### WHAT TO PRODUCE:
What you produce should be every line from the data that includes "placeholder".

SOURCE DATA section start

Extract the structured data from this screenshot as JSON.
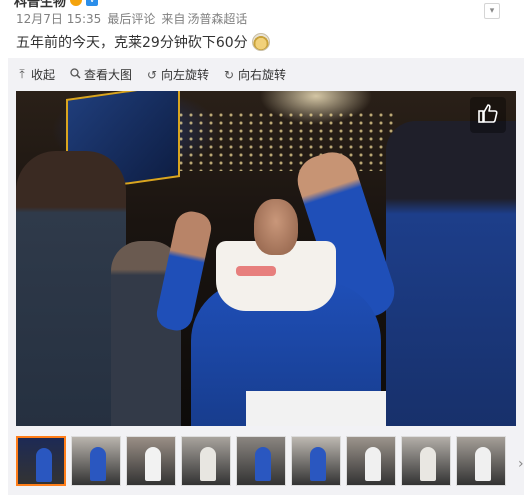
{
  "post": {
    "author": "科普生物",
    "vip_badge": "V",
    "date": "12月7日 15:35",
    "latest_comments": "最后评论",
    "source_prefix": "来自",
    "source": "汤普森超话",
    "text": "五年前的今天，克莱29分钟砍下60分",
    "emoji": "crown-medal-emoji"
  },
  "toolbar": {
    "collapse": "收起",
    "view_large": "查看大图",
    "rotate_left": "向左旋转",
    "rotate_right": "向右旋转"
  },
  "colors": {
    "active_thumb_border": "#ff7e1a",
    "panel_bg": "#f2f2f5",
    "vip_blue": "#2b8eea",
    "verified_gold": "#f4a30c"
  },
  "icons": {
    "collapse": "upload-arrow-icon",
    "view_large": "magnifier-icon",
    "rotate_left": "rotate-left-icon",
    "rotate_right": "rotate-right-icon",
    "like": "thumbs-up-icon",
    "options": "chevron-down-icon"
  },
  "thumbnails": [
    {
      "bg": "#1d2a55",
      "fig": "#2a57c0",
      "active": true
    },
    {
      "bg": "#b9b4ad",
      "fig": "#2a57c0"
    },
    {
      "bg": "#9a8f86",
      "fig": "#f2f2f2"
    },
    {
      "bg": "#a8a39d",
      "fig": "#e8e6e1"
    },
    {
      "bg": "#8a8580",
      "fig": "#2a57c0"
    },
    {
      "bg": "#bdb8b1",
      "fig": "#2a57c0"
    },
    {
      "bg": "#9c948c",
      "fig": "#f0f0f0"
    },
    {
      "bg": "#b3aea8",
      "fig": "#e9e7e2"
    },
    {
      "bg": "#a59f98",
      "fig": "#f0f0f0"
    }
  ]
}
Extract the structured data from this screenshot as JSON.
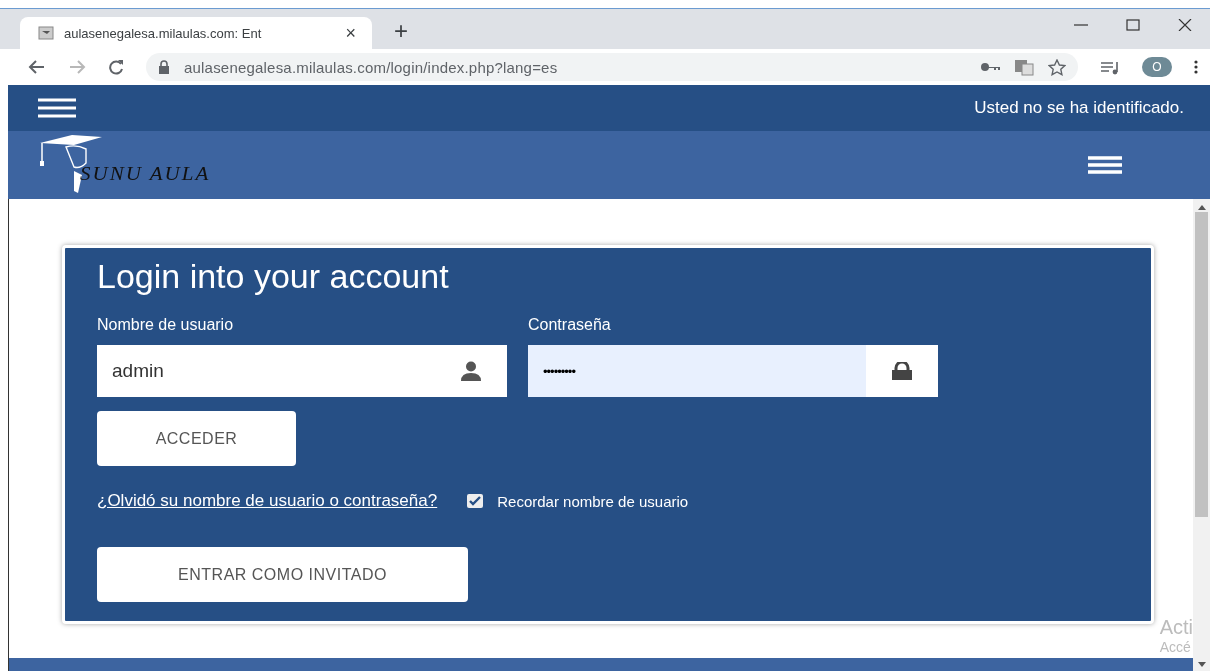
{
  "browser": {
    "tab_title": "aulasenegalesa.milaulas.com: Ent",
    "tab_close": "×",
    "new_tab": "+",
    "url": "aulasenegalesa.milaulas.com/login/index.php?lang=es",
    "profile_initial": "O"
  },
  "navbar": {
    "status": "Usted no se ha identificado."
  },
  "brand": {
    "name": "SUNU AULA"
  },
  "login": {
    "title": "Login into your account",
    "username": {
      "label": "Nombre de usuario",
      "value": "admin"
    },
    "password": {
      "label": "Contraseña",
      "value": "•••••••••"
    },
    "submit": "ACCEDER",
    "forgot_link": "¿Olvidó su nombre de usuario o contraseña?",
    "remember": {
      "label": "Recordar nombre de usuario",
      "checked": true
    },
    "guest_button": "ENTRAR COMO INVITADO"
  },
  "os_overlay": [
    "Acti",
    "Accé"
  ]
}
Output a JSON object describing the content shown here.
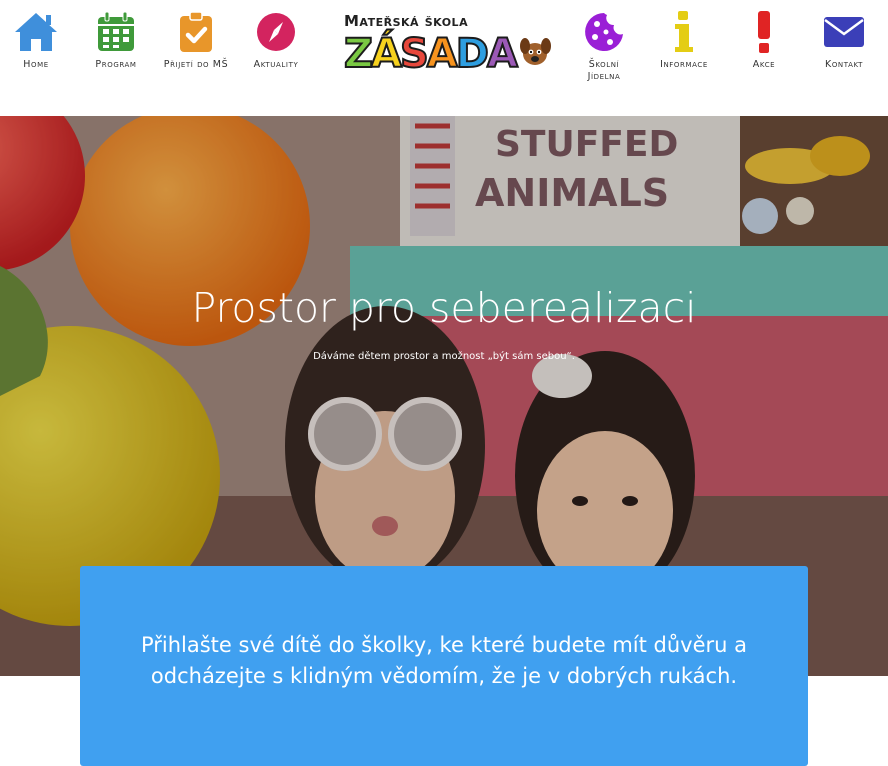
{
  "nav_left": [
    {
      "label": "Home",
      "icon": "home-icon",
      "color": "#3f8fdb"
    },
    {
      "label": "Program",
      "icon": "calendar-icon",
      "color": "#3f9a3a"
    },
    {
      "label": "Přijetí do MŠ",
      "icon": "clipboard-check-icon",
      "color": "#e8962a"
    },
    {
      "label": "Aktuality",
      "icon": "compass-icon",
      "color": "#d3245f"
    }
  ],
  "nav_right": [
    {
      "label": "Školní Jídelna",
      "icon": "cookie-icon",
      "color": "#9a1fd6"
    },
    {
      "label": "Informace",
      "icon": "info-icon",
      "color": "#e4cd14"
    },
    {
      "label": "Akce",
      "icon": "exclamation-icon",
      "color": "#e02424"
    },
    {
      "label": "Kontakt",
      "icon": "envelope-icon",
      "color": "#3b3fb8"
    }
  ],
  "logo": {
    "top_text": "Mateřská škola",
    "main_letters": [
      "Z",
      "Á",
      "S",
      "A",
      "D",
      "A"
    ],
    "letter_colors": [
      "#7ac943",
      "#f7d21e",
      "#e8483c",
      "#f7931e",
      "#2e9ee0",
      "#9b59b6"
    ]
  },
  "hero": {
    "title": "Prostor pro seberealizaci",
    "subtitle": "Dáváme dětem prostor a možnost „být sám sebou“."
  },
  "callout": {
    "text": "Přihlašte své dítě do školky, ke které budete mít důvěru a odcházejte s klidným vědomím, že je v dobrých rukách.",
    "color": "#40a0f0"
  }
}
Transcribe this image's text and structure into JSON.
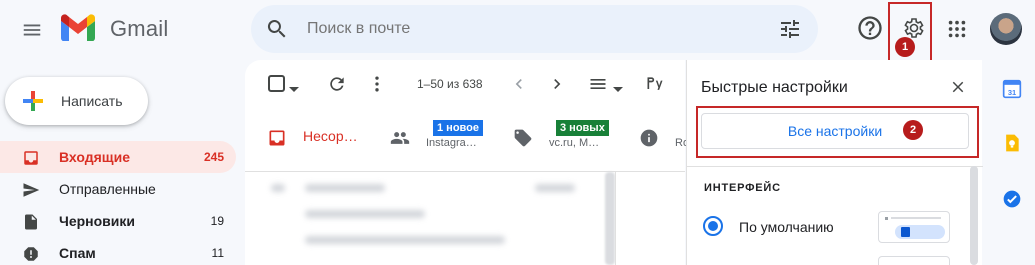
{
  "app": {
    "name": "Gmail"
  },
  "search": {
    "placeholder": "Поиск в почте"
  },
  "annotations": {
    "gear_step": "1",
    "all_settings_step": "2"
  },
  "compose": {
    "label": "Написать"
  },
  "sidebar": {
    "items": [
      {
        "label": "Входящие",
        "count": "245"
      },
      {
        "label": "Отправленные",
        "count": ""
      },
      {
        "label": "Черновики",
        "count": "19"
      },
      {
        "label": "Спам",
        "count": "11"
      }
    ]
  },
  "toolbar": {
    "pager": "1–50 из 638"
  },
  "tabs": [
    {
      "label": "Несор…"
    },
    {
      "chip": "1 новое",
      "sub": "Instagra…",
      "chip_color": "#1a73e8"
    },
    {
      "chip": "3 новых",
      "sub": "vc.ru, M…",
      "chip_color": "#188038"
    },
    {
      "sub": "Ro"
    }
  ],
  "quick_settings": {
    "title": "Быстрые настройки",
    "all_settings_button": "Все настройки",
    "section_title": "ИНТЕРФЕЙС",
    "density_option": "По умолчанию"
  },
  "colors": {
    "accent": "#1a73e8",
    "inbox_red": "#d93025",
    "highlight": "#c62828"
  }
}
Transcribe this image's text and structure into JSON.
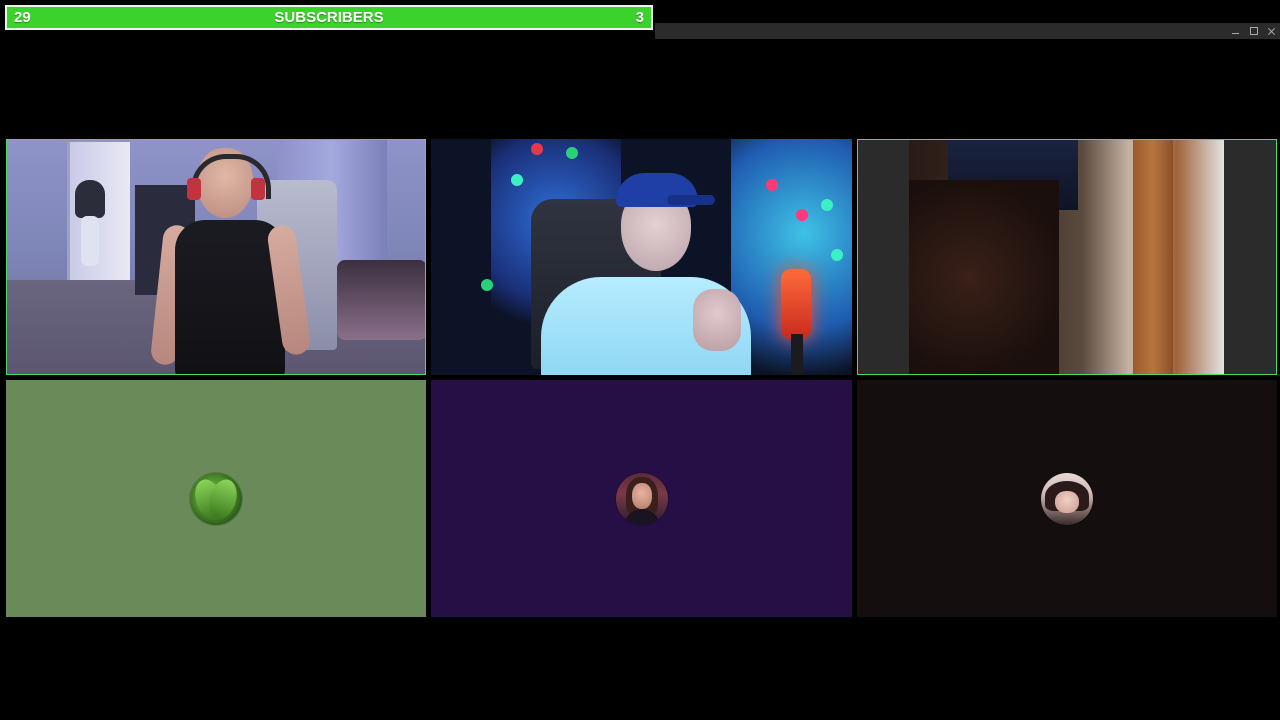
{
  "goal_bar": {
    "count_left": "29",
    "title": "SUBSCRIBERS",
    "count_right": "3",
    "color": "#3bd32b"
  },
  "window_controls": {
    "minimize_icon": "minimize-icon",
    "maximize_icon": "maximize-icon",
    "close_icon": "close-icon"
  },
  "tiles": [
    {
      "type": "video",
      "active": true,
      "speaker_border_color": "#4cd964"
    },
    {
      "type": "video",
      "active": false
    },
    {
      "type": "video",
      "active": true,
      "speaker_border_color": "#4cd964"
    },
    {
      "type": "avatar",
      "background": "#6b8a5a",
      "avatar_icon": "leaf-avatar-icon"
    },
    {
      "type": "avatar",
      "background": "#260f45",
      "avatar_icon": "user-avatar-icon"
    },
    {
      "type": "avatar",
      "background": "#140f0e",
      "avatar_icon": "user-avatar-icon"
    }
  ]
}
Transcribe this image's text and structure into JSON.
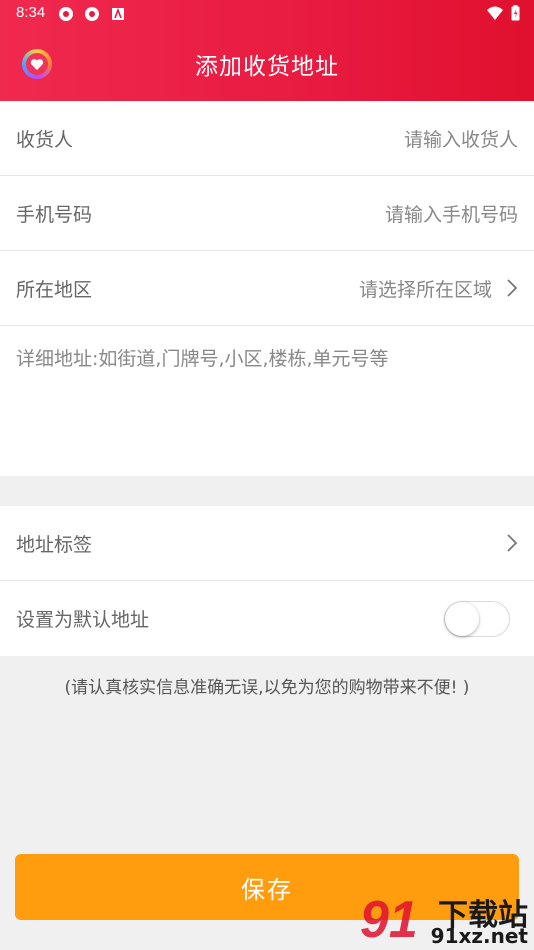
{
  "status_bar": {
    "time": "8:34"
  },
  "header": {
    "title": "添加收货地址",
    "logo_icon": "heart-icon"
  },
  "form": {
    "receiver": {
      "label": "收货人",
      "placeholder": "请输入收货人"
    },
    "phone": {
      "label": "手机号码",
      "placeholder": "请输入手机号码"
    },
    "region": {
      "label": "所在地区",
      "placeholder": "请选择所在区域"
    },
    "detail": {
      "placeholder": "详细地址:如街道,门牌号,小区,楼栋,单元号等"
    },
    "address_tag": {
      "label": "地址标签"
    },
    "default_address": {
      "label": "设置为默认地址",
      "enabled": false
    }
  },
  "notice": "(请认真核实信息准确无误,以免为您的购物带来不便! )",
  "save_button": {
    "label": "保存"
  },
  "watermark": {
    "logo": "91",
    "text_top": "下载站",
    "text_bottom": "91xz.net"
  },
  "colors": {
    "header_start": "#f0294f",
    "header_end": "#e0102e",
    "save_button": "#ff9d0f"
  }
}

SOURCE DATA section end

### RESPONSE FOR THIS EXERCISE:
    "placeholder": "Поиск в почте"
      "placeholder": "请输入收货人"
      "placeholder": "请输入手机号码"
      "placeholder": "请选择所在区域"
      "placeholder": "详细地址:如街道,门牌号,小区,楼栋,单元号等"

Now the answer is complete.